Watching shoppers navigate a retail environment is often analogous to watching mice scurry about a maze. Each individual shopper¹s needs, response to environmental stimuli, procurement methods and decision-making abilities play out as a continuous large-scale experiment in cognitive function. Instead of wafting the smell of cheese down corridors or administering shocks, however, retailers instead often prey upon the consumer in a (usually) more subtle way: exploiting cognitive biases.
Cognitive biases are patterns of deviation in judgment occurring in specific contexts or situations. They’re near universal quirks of the human rational thought-process triggered by memory, perception and emotion. Now, a retailer might find emotionally salient influence difficult to consistently achieve. Similarly, hitting the right notes of nostalgia without becoming kitsch is very hit-or-miss in such a context sensitive environment. Luckily (for them), however, the retailer can usually hang their hat on the consistent failure of consumers to process numbers or have a cogent dialogue between their hunter-gatherer instincts and their wallet.
An arrow both manufacturers and retailers frequently pull from their quiver is the focusing effect, or Anchoring. This is the human tendency to rely too heavily, or “focus,” on one trait, symbol/word or piece of information when making purchasing decisions.
What this means for Best Buy is that they can slap HD on anything and the consumer will assume it’s a superior product, making the Blue Shirts quest to upsell that much easier. This bias is also the reason that your friend dropped $100 on Monster Cables HDMI cables instead of the $10 regular brand HDMI cables, even though they are the exact same product. Sure, logic would dictate that, because it is a digital cable acting as a conduit for 1’s and 0’s, conductivity and bandwidth don’t really mean anything, either it works or it doesn’t – but because your friend’s brain registers the “HD” designation on the packaging and the plus is shinier, it must be better.

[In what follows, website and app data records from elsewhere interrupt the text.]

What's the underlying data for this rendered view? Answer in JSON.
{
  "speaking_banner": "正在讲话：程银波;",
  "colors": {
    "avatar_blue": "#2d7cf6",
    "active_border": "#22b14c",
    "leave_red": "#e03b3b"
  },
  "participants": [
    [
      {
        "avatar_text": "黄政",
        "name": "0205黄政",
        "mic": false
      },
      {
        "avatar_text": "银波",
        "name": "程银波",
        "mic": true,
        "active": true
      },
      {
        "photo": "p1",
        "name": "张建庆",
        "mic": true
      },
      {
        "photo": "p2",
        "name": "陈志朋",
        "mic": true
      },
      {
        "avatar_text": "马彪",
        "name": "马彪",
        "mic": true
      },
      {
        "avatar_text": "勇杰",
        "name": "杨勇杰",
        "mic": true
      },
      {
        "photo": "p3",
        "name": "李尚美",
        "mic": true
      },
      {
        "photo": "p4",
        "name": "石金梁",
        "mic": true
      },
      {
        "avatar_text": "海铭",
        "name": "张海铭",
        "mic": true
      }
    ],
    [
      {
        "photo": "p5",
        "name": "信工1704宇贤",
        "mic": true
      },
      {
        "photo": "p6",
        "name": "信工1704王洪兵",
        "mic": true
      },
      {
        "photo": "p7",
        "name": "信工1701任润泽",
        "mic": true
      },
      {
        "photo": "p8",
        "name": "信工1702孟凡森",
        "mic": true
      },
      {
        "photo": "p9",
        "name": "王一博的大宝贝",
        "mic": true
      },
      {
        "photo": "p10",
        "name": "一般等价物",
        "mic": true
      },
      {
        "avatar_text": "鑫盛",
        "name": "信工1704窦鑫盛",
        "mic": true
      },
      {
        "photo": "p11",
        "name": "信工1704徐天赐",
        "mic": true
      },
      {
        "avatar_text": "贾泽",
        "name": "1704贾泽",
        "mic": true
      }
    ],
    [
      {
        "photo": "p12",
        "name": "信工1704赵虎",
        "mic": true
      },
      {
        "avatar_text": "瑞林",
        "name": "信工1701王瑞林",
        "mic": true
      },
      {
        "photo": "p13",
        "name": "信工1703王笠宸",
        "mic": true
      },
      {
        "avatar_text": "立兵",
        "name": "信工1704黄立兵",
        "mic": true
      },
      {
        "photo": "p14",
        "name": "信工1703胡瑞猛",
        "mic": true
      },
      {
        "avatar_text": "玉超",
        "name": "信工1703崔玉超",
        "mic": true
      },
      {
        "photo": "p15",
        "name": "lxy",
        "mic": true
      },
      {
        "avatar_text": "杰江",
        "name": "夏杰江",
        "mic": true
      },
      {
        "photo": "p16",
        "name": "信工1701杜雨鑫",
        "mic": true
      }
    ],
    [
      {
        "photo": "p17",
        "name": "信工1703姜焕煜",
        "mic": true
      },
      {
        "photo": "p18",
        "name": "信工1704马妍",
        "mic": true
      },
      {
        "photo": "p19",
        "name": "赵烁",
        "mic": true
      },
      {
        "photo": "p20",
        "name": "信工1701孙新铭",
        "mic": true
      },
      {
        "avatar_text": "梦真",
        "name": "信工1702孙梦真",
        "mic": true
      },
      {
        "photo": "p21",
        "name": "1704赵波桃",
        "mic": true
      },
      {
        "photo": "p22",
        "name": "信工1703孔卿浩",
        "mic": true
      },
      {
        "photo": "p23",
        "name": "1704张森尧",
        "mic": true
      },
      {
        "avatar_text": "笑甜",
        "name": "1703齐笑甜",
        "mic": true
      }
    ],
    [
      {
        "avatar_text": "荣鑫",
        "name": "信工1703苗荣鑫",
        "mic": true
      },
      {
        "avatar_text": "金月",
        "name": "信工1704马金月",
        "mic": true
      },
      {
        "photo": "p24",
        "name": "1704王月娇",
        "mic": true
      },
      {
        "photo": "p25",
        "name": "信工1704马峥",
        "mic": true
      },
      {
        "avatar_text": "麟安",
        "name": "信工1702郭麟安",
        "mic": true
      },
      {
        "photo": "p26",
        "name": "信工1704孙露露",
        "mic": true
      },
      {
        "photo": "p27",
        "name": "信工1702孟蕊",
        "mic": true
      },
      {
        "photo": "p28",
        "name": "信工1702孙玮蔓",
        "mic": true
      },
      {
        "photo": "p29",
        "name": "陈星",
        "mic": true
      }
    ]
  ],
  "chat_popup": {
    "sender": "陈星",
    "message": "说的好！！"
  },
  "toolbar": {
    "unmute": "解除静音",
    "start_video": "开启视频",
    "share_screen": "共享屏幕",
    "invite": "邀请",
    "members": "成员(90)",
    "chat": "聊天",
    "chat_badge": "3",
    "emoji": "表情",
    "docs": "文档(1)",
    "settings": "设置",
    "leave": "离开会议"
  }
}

You can also see this at work in the grocery store. Sales of organic food have skyrocketed. Never mind that the USDA and FDA’s classification for “natural” and “organic” are tenuous at best, the word “organic” symbolizes pure, healthy and better. A simple sticker can immediately trigger this response in the consumer’s mind: “No wormy, pesticide-ridden peasant produce for my family, by God, as a loving parent I’m committed to providing the healthiest safest food I can.” One word will illicit all of that, whether it’s grounded and rational or not.
[At this point I will just type the word “3D.” You know what I’m talking about and you know exactly what just popped into your head when you read that particularly nasty little word. I’m not going to go into it. The millions of dollars we as a nation have pumped into the studio and electronic company coffers for a gimmick and a shitty visual product is just astounding. We just keep chasing that first Avatar high, don’t we? Moving on…]
Another brain-glitch that retailers frequently profit from is Irrational Escalation, essentially the phenomenon where people justify increased investment in a decision, based on a prior investment or cumulative prior investment, even if that decision was a mistake. This is the logical fallacy that leads shoppers to spend an extra $80+ in warrantees on that treadmill they might use, because, hey, they spent that $300 for this nice hamster wheel why not insure it against damage for six months. This fallacy is also responsible for service plans, my father spending $300 to fix the A/C on a car worth $750, it’s why Mila Kunis stayed with Macauly Culkin so long, and explains my purchase of a ticket to Star Wars: Episode III (damn it). This also leads to post-purchase rationalization, where we convince ourselves that we made the financially smart decision, even though we know deep-down that we’re an idiot.
Finally, the third most-exploited (and most-evil) cognitive bias by retailers has to be Hyperbolic Discounting, the tendency for people to prefer more immediate payoffs relative to later payoffs, where the tendency increases the closer to the present both payoffs are. This makes sense from an evolutionary standpoint; that dead deer probably wouldn’t be very tasty in 100 days and “compound interest” is mutually exclusive to a society whose technological hallmark is flint knapping.
Where do we find this in the retail environment? I’ll tell you after you finish signing up for that J.Crew credit card with the first-time use 20% discount. Moral hazards and Lemons be damned, you would literally just die without that pashmina pink scarf for your chihuaha, Snickers. We want what we want, and we want it right now. It’s like our wallets are quietly chanting suffrage slogans from our back pockets whenever that new version of the iPhone catches our eye. Bugs? What bugs? Luckily the Apple Store also sells Apple service plans and warrantees, right?
There are at least 30 decision-making cognitive biases that play right into retailers’ hands. It’s just that easy to manipulate consumers, or to set consumers up to manipulate themselves.
By Matt Cloud